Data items

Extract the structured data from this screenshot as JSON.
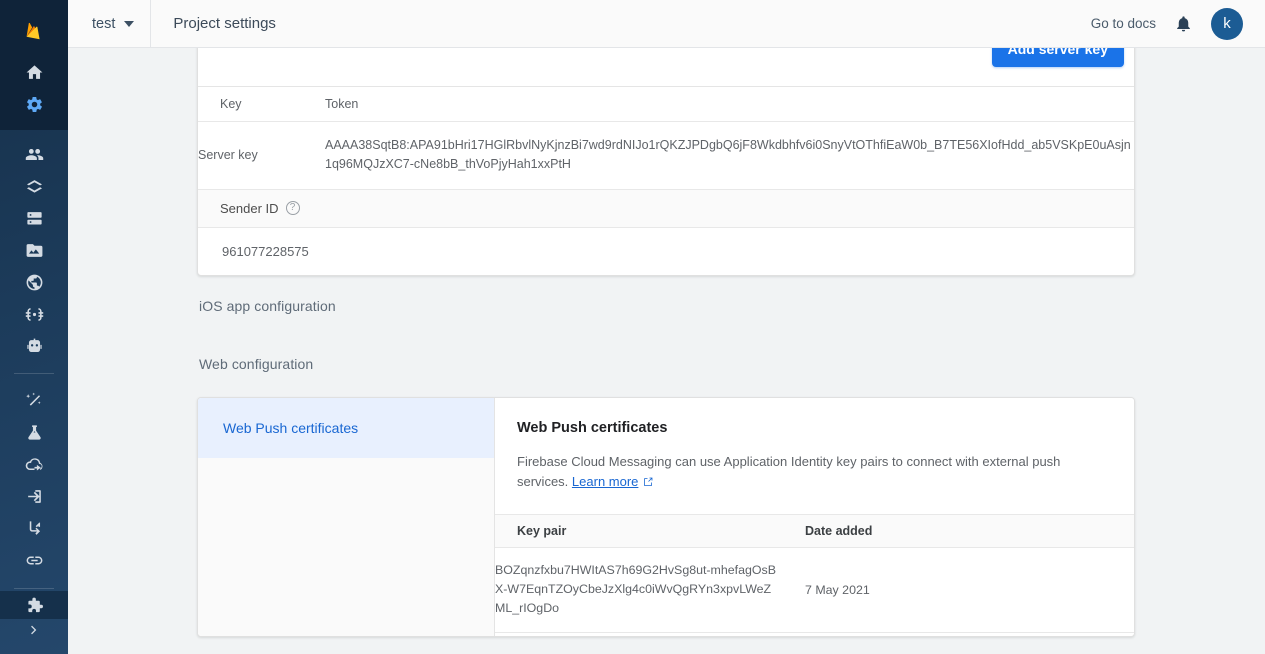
{
  "header": {
    "project_name": "test",
    "page_title": "Project settings",
    "go_to_docs": "Go to docs",
    "avatar_initial": "k",
    "accent_blue": "#1a73e8",
    "logo": "firebase-flame-logo"
  },
  "sidebar": {
    "items": [
      {
        "name": "home",
        "icon": "home-icon",
        "active": false
      },
      {
        "name": "project-settings",
        "icon": "gear-icon",
        "active": true
      },
      {
        "name": "authentication",
        "icon": "people-icon",
        "active": false
      },
      {
        "name": "firestore-database",
        "icon": "firestore-icon",
        "active": false
      },
      {
        "name": "realtime-database",
        "icon": "database-icon",
        "active": false
      },
      {
        "name": "storage",
        "icon": "folder-image-icon",
        "active": false
      },
      {
        "name": "hosting",
        "icon": "globe-icon",
        "active": false
      },
      {
        "name": "functions",
        "icon": "braces-icon",
        "active": false
      },
      {
        "name": "machine-learning",
        "icon": "robot-icon",
        "active": false
      },
      {
        "name": "crashlytics",
        "icon": "magic-wand-icon",
        "active": false
      },
      {
        "name": "ab-testing",
        "icon": "flask-icon",
        "active": false
      },
      {
        "name": "cloud-messaging",
        "icon": "cloud-arrow-icon",
        "active": false
      },
      {
        "name": "app-distribution",
        "icon": "login-arrow-icon",
        "active": false
      },
      {
        "name": "remote-config",
        "icon": "branch-icon",
        "active": false
      },
      {
        "name": "dynamic-links",
        "icon": "link-icon",
        "active": false
      },
      {
        "name": "extensions",
        "icon": "puzzle-piece-icon",
        "active": false
      }
    ],
    "expand": "chevron-right-icon"
  },
  "server_key_card": {
    "add_server_key_label": "Add server key",
    "columns": [
      "Key",
      "Token"
    ],
    "rows": [
      {
        "key": "Server key",
        "token": "AAAA38SqtB8:APA91bHri17HGlRbvlNyKjnzBi7wd9rdNIJo1rQKZJPDgbQ6jF8Wkdbhfv6i0SnyVtOThfiEaW0b_B7TE56XIofHdd_ab5VSKpE0uAsjn1q96MQJzXC7-cNe8bB_thVoPjyHah1xxPtH"
      }
    ],
    "sender_id_label": "Sender ID",
    "sender_id_help": "?",
    "sender_id_value": "961077228575"
  },
  "sections": {
    "ios_app_configuration": "iOS app configuration",
    "web_configuration": "Web configuration"
  },
  "web_push_card": {
    "tab_label": "Web Push certificates",
    "title": "Web Push certificates",
    "description": "Firebase Cloud Messaging can use Application Identity key pairs to connect with external push services.",
    "learn_more": "Learn more",
    "learn_more_icon": "open-in-new-icon",
    "columns": [
      "Key pair",
      "Date added"
    ],
    "rows": [
      {
        "key_pair": "BOZqnzfxbu7HWItAS7h69G2HvSg8ut-mhefagOsBX-W7EqnTZOyCbeJzXlg4c0iWvQgRYn3xpvLWeZML_rIOgDo",
        "date_added": "7 May 2021"
      }
    ]
  }
}
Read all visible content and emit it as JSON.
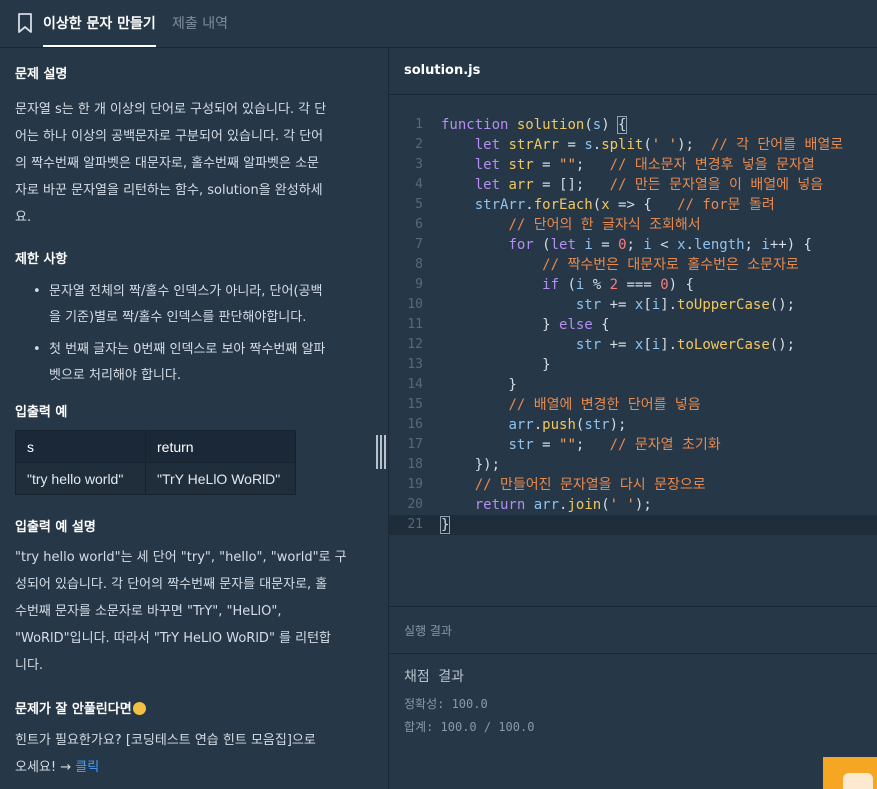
{
  "header": {
    "tabs": [
      {
        "label": "이상한 문자 만들기",
        "active": true
      },
      {
        "label": "제출 내역",
        "active": false
      }
    ]
  },
  "problem": {
    "description_title": "문제 설명",
    "description_lines": [
      "문자열 s는 한 개 이상의 단어로 구성되어 있습니다. 각 단",
      "어는 하나 이상의 공백문자로 구분되어 있습니다. 각 단어",
      "의 짝수번째 알파벳은 대문자로, 홀수번째 알파벳은 소문",
      "자로 바꾼 문자열을 리턴하는 함수, solution을 완성하세",
      "요."
    ],
    "limits_title": "제한 사항",
    "limits": [
      {
        "line1": "문자열 전체의 짝/홀수 인덱스가 아니라, 단어(공백",
        "line2": "을 기준)별로 짝/홀수 인덱스를 판단해야합니다."
      },
      {
        "line1": "첫 번째 글자는 0번째 인덱스로 보아 짝수번째 알파",
        "line2": "벳으로 처리해야 합니다."
      }
    ],
    "io_title": "입출력 예",
    "io_table": {
      "headers": [
        "s",
        "return"
      ],
      "rows": [
        [
          "\"try hello world\"",
          "\"TrY HeLlO WoRlD\""
        ]
      ]
    },
    "io_desc_title": "입출력 예 설명",
    "io_desc_lines": [
      "\"try hello world\"는 세 단어 \"try\", \"hello\", \"world\"로 구",
      "성되어 있습니다. 각 단어의 짝수번째 문자를 대문자로, 홀",
      "수번째 문자를 소문자로 바꾸면 \"TrY\", \"HeLlO\",",
      "\"WoRlD\"입니다. 따라서 \"TrY HeLlO WoRlD\" 를 리턴합",
      "니다."
    ],
    "hint_title": "문제가 잘 안풀린다면",
    "hint_line1": "힌트가 필요한가요? [코딩테스트 연습 힌트 모음집]으로",
    "hint_line2_prefix": "오세요! → ",
    "hint_link": "클릭"
  },
  "editor": {
    "file_name": "solution.js",
    "line_numbers": [
      "1",
      "2",
      "3",
      "4",
      "5",
      "6",
      "7",
      "8",
      "9",
      "10",
      "11",
      "12",
      "13",
      "14",
      "15",
      "16",
      "17",
      "18",
      "19",
      "20",
      "21"
    ],
    "current_line": 21
  },
  "result": {
    "title": "실행 결과",
    "heading": "채점 결과",
    "accuracy": "정확성: 100.0",
    "total": "합계: 100.0 / 100.0"
  },
  "colors": {
    "background": "#263747",
    "panel_dark": "#1b2838",
    "link": "#44a0ff",
    "keyword": "#b48ef0",
    "function": "#f0c860",
    "comment": "#e98a4e"
  }
}
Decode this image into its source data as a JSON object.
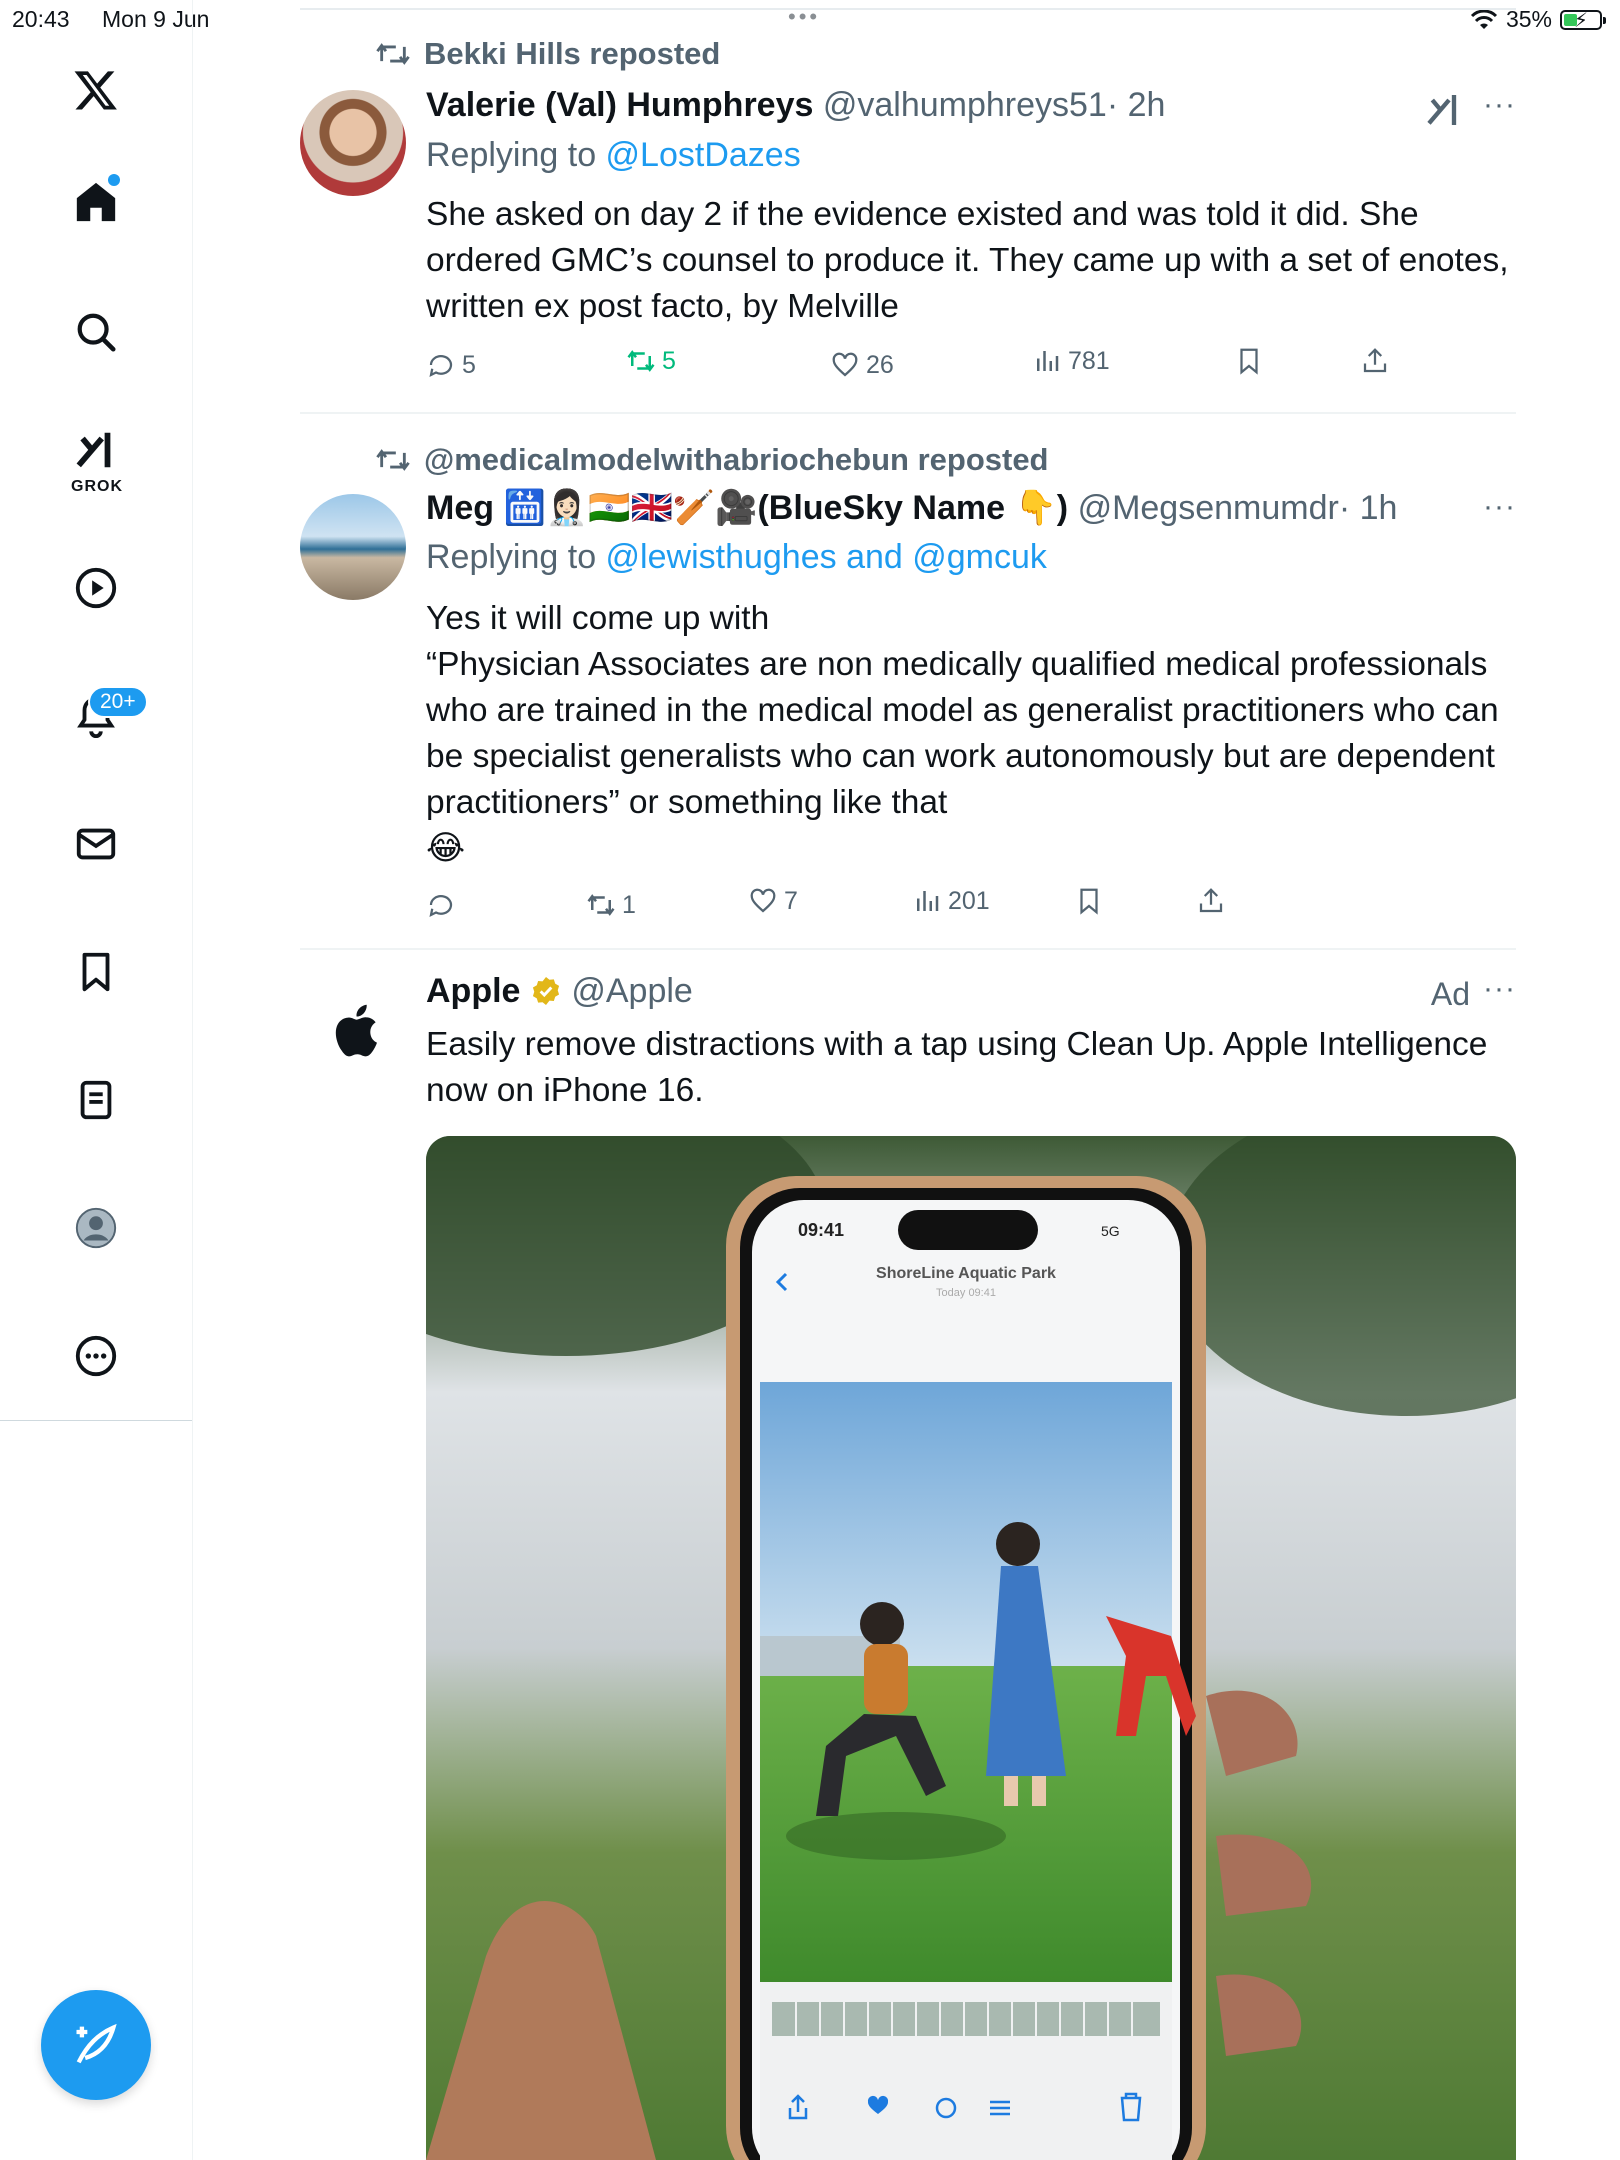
{
  "status_bar": {
    "time": "20:43",
    "date": "Mon 9 Jun",
    "battery": "35%"
  },
  "sidebar": {
    "grok_label": "GROK",
    "notifications_badge": "20+",
    "items": [
      "home",
      "explore",
      "grok",
      "videos",
      "notifications",
      "messages",
      "bookmarks",
      "lists",
      "profile",
      "more"
    ]
  },
  "posts": [
    {
      "repost_by": "Bekki Hills reposted",
      "name": "Valerie (Val) Humphreys",
      "handle": "@valhumphreys51",
      "time": "· 2h",
      "replying_prefix": "Replying to ",
      "replying_to": "@LostDazes",
      "text": "She asked on day 2 if the evidence existed and was told it did. She ordered GMC’s counsel to produce it. They came up with a set of enotes, written ex post facto, by Melville",
      "replies": "5",
      "reposts": "5",
      "likes": "26",
      "views": "781"
    },
    {
      "repost_by": "@medicalmodelwithabriochebun reposted",
      "name": "Meg 🛗👩🏻‍⚕️🇮🇳🇬🇧🏏🎥(BlueSky Name 👇)",
      "handle": "@Megsenmumdr",
      "time": "· 1h",
      "replying_prefix": "Replying to ",
      "replying_to": "@lewisthughes and @gmcuk",
      "text": "Yes it will come up with\n“Physician Associates are non medically qualified medical professionals who are trained in the medical model as generalist practitioners who can be specialist generalists who can work autonomously but are dependent practitioners” or something like that\n😂",
      "replies": "",
      "reposts": "1",
      "likes": "7",
      "views": "201"
    }
  ],
  "ad": {
    "name": "Apple",
    "handle": "@Apple",
    "label": "Ad",
    "text": "Easily remove distractions with a tap using Clean Up. Apple Intelligence now on iPhone 16.",
    "phone_time": "09:41",
    "phone_signal": "5G",
    "phone_title": "ShoreLine Aquatic Park",
    "phone_subtitle": "Today 09:41"
  },
  "colors": {
    "accent": "#1d9bf0",
    "repost_green": "#00ba7c",
    "secondary_text": "#536471"
  }
}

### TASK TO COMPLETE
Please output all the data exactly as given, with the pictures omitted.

### EXERCISE ANSWER
Extract the structured data from this screenshot as JSON.
{
  "header": {
    "project_name": "test",
    "page_title": "Project settings",
    "go_to_docs": "Go to docs",
    "avatar_initial": "k",
    "accent_blue": "#1a73e8",
    "logo": "firebase-flame-logo"
  },
  "sidebar": {
    "items": [
      {
        "name": "home",
        "icon": "home-icon",
        "active": false
      },
      {
        "name": "project-settings",
        "icon": "gear-icon",
        "active": true
      },
      {
        "name": "authentication",
        "icon": "people-icon",
        "active": false
      },
      {
        "name": "firestore-database",
        "icon": "firestore-icon",
        "active": false
      },
      {
        "name": "realtime-database",
        "icon": "database-icon",
        "active": false
      },
      {
        "name": "storage",
        "icon": "folder-image-icon",
        "active": false
      },
      {
        "name": "hosting",
        "icon": "globe-icon",
        "active": false
      },
      {
        "name": "functions",
        "icon": "braces-icon",
        "active": false
      },
      {
        "name": "machine-learning",
        "icon": "robot-icon",
        "active": false
      },
      {
        "name": "crashlytics",
        "icon": "magic-wand-icon",
        "active": false
      },
      {
        "name": "ab-testing",
        "icon": "flask-icon",
        "active": false
      },
      {
        "name": "cloud-messaging",
        "icon": "cloud-arrow-icon",
        "active": false
      },
      {
        "name": "app-distribution",
        "icon": "login-arrow-icon",
        "active": false
      },
      {
        "name": "remote-config",
        "icon": "branch-icon",
        "active": false
      },
      {
        "name": "dynamic-links",
        "icon": "link-icon",
        "active": false
      },
      {
        "name": "extensions",
        "icon": "puzzle-piece-icon",
        "active": false
      }
    ],
    "expand": "chevron-right-icon"
  },
  "server_key_card": {
    "add_server_key_label": "Add server key",
    "columns": [
      "Key",
      "Token"
    ],
    "rows": [
      {
        "key": "Server key",
        "token": "AAAA38SqtB8:APA91bHri17HGlRbvlNyKjnzBi7wd9rdNIJo1rQKZJPDgbQ6jF8Wkdbhfv6i0SnyVtOThfiEaW0b_B7TE56XIofHdd_ab5VSKpE0uAsjn1q96MQJzXC7-cNe8bB_thVoPjyHah1xxPtH"
      }
    ],
    "sender_id_label": "Sender ID",
    "sender_id_help": "?",
    "sender_id_value": "961077228575"
  },
  "sections": {
    "ios_app_configuration": "iOS app configuration",
    "web_configuration": "Web configuration"
  },
  "web_push_card": {
    "tab_label": "Web Push certificates",
    "title": "Web Push certificates",
    "description": "Firebase Cloud Messaging can use Application Identity key pairs to connect with external push services.",
    "learn_more": "Learn more",
    "learn_more_icon": "open-in-new-icon",
    "columns": [
      "Key pair",
      "Date added"
    ],
    "rows": [
      {
        "key_pair": "BOZqnzfxbu7HWItAS7h69G2HvSg8ut-mhefagOsBX-W7EqnTZOyCbeJzXlg4c0iWvQgRYn3xpvLWeZML_rIOgDo",
        "date_added": "7 May 2021"
      }
    ]
  }
}
Read all visible content and emit it as JSON.
{
  "header": {
    "tabs": [
      {
        "label": "이상한 문자 만들기",
        "active": true
      },
      {
        "label": "제출 내역",
        "active": false
      }
    ]
  },
  "problem": {
    "description_title": "문제 설명",
    "description_lines": [
      "문자열 s는 한 개 이상의 단어로 구성되어 있습니다. 각 단",
      "어는 하나 이상의 공백문자로 구분되어 있습니다. 각 단어",
      "의 짝수번째 알파벳은 대문자로, 홀수번째 알파벳은 소문",
      "자로 바꾼 문자열을 리턴하는 함수, solution을 완성하세",
      "요."
    ],
    "limits_title": "제한 사항",
    "limits": [
      {
        "line1": "문자열 전체의 짝/홀수 인덱스가 아니라, 단어(공백",
        "line2": "을 기준)별로 짝/홀수 인덱스를 판단해야합니다."
      },
      {
        "line1": "첫 번째 글자는 0번째 인덱스로 보아 짝수번째 알파",
        "line2": "벳으로 처리해야 합니다."
      }
    ],
    "io_title": "입출력 예",
    "io_table": {
      "headers": [
        "s",
        "return"
      ],
      "rows": [
        [
          "\"try hello world\"",
          "\"TrY HeLlO WoRlD\""
        ]
      ]
    },
    "io_desc_title": "입출력 예 설명",
    "io_desc_lines": [
      "\"try hello world\"는 세 단어 \"try\", \"hello\", \"world\"로 구",
      "성되어 있습니다. 각 단어의 짝수번째 문자를 대문자로, 홀",
      "수번째 문자를 소문자로 바꾸면 \"TrY\", \"HeLlO\",",
      "\"WoRlD\"입니다. 따라서 \"TrY HeLlO WoRlD\" 를 리턴합",
      "니다."
    ],
    "hint_title": "문제가 잘 안풀린다면",
    "hint_line1": "힌트가 필요한가요? [코딩테스트 연습 힌트 모음집]으로",
    "hint_line2_prefix": "오세요! → ",
    "hint_link": "클릭"
  },
  "editor": {
    "file_name": "solution.js",
    "line_numbers": [
      "1",
      "2",
      "3",
      "4",
      "5",
      "6",
      "7",
      "8",
      "9",
      "10",
      "11",
      "12",
      "13",
      "14",
      "15",
      "16",
      "17",
      "18",
      "19",
      "20",
      "21"
    ],
    "current_line": 21
  },
  "result": {
    "title": "실행 결과",
    "heading": "채점 결과",
    "accuracy": "정확성: 100.0",
    "total": "합계: 100.0 / 100.0"
  },
  "colors": {
    "background": "#263747",
    "panel_dark": "#1b2838",
    "link": "#44a0ff",
    "keyword": "#b48ef0",
    "function": "#f0c860",
    "comment": "#e98a4e"
  }
}
Decode this image into its source data as a JSON object.
{
  "status_bar": {
    "time": "20:43",
    "date": "Mon 9 Jun",
    "battery": "35%"
  },
  "sidebar": {
    "grok_label": "GROK",
    "notifications_badge": "20+",
    "items": [
      "home",
      "explore",
      "grok",
      "videos",
      "notifications",
      "messages",
      "bookmarks",
      "lists",
      "profile",
      "more"
    ]
  },
  "posts": [
    {
      "repost_by": "Bekki Hills reposted",
      "name": "Valerie (Val) Humphreys",
      "handle": "@valhumphreys51",
      "time": "· 2h",
      "replying_prefix": "Replying to ",
      "replying_to": "@LostDazes",
      "text": "She asked on day 2 if the evidence existed and was told it did. She ordered GMC’s counsel to produce it. They came up with a set of enotes, written ex post facto, by Melville",
      "replies": "5",
      "reposts": "5",
      "likes": "26",
      "views": "781"
    },
    {
      "repost_by": "@medicalmodelwithabriochebun reposted",
      "name": "Meg 🛗👩🏻‍⚕️🇮🇳🇬🇧🏏🎥(BlueSky Name 👇)",
      "handle": "@Megsenmumdr",
      "time": "· 1h",
      "replying_prefix": "Replying to ",
      "replying_to": "@lewisthughes and @gmcuk",
      "text": "Yes it will come up with\n“Physician Associates are non medically qualified medical professionals who are trained in the medical model as generalist practitioners who can be specialist generalists who can work autonomously but are dependent practitioners” or something like that\n😂",
      "replies": "",
      "reposts": "1",
      "likes": "7",
      "views": "201"
    }
  ],
  "ad": {
    "name": "Apple",
    "handle": "@Apple",
    "label": "Ad",
    "text": "Easily remove distractions with a tap using Clean Up. Apple Intelligence now on iPhone 16.",
    "phone_time": "09:41",
    "phone_signal": "5G",
    "phone_title": "ShoreLine Aquatic Park",
    "phone_subtitle": "Today 09:41"
  },
  "colors": {
    "accent": "#1d9bf0",
    "repost_green": "#00ba7c",
    "secondary_text": "#536471"
  }
}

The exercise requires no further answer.